What Is the Song “Rooster” About?
“Rooster” is a powerful song by the American rock band Alice in Chains. Released in 1993 as the fourth single from their album “Dirt,” the song was written by guitarist Jerry Cantrell as a tribute to his father, who served in the Vietnam War. With its haunting lyrics and intense instrumentation, “Rooster” became one of the band’s most successful and iconic songs, resonating with fans worldwide.
The song’s title, “Rooster,” was actually the nickname given to Jerry Cantrell’s father, Jerry Cantrell Sr., during his time in the war. The nickname stemmed from his tall and thin physique, which resembled the bird. “Rooster” explores the emotional and psychological impact of war on both the soldiers who fought and the families left behind.
The lyrics paint a vivid and poignant picture of the horrors of war, as experienced by Cantrell’s father. The song captures the conflicting emotions of pride, honor, fear, and loss that soldiers endure. It also delves into the lasting psychological scars and the difficulty of readjusting to civilian life after witnessing the brutality of war.
The opening lines of the song, “Ain’t found a way to kill me yet / Eyes burn with stinging sweat,” immediately set the tone for the intense and harrowing narrative. Cantrell’s powerful vocals and the band’s heavy instrumentation create a sense of urgency and desperation, mirroring the turmoil of war.
Throughout the song, Cantrell reflects on his father’s experiences and the impact they had on him. He sings, “You know he ain’t gonna die / No, no, no, you know he ain’t gonna die.” These lyrics convey a deep sense of admiration and resilience, emphasizing the strength and determination of those who have faced the horrors of war.
“Rooster” also addresses the aftermath of war and the toll it takes on the soldiers’ mental health.

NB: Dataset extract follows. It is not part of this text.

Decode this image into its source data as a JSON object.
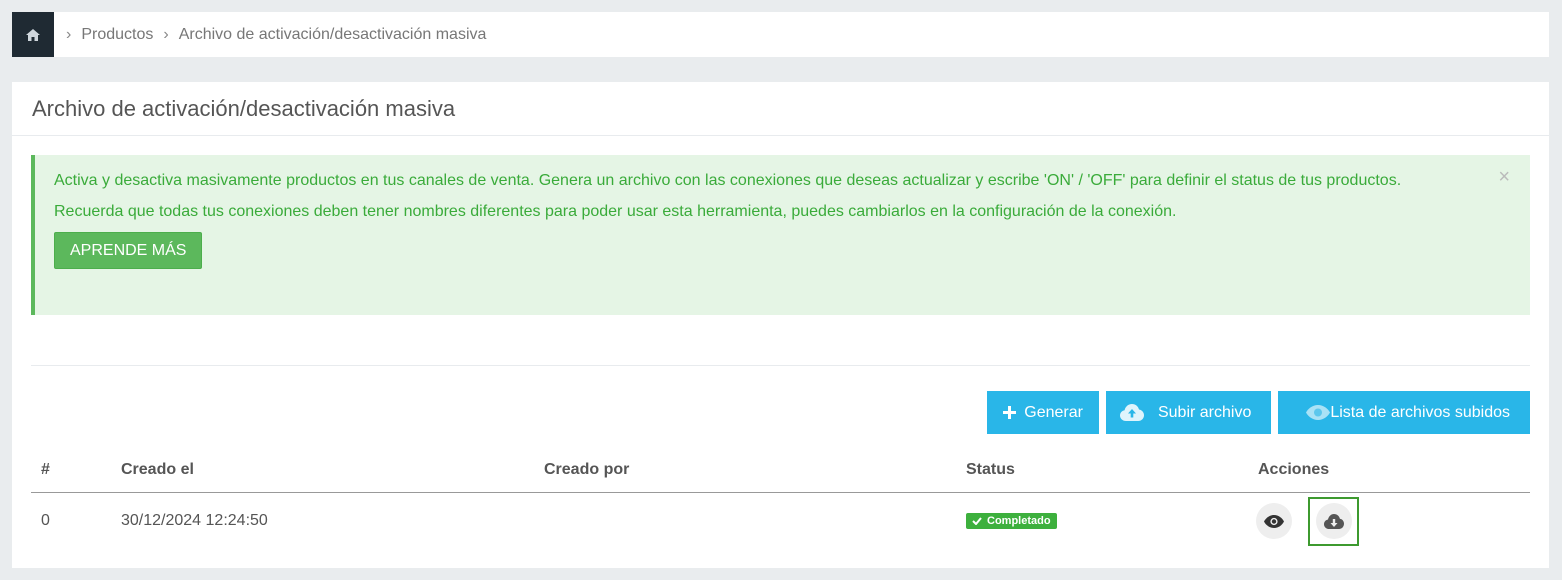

Cantrell sings, “They spit on me in my homeland / Gloria sent me pictures of my boy.” These lyrics highlight the disillusionment and alienation experienced by veterans upon their return, as they struggle to reintegrate into society and cope with the traumatic memories that haunt them.
The song’s chorus, “Here they come to snuff the rooster / Yeah, here come the rooster,” serves as a metaphor for the soldiers’ inevitable fate. It symbolizes their ultimate sacrifice and the tragic cycle of war. The powerful and anthemic chorus has become one of the most memorable parts of the song, resonating with listeners and capturing the essence of the song’s emotional depth.
Common Questions and Answers:
1. Is “Rooster” based on a true story?
Yes, “Rooster” is based on the experiences of Jerry Cantrell’s father, who served in the Vietnam War.
2. When was “Rooster” released?
“Rooster” was released in 1993 as a single from Alice in Chains’ album “Dirt.”
3. Who wrote “Rooster”?
“Rooster” was written by Alice in Chains’ guitarist Jerry Cantrell.
4. What is the meaning behind the nickname “Rooster”?
The nickname “Rooster” was given to Jerry Cantrell’s father due to his tall and thin physique, resembling the bird.
5. What emotions does “Rooster” evoke?
“Rooster” evokes a range of emotions, including pride, honor, fear, loss, and resilience.
6. What impact did “Rooster” have on Alice in Chains’ career?
“Rooster” became one of Alice in Chains’ most successful songs and solidified their place in the rock music scene.
7. How did Jerry Cantrell’s father react to the song?
Jerry Cantrell Sr. was initially moved to tears upon hearing “Rooster” and expressed gratitude for his son’s tribute.
8. Does “Rooster” address the psychological impact of war?
Yes, the song explores the lasting psychological scars and the difficulties veterans face in readjusting to civilian life.
9. Are there any live recordings of “Rooster”?
Yes, there are several live recordings of “Rooster” performed by Alice in Chains.
10. Has “Rooster” been covered by other artists?
Yes, several artists have covered “Rooster,” including William DuVall of Alice in Chains, and bands like Stone Sour and Godsmack.
11. What is the overall message of “Rooster”?
“Rooster” conveys the devastating impact of war on individuals and their families, while emphasizing the strength and resilience of those involved.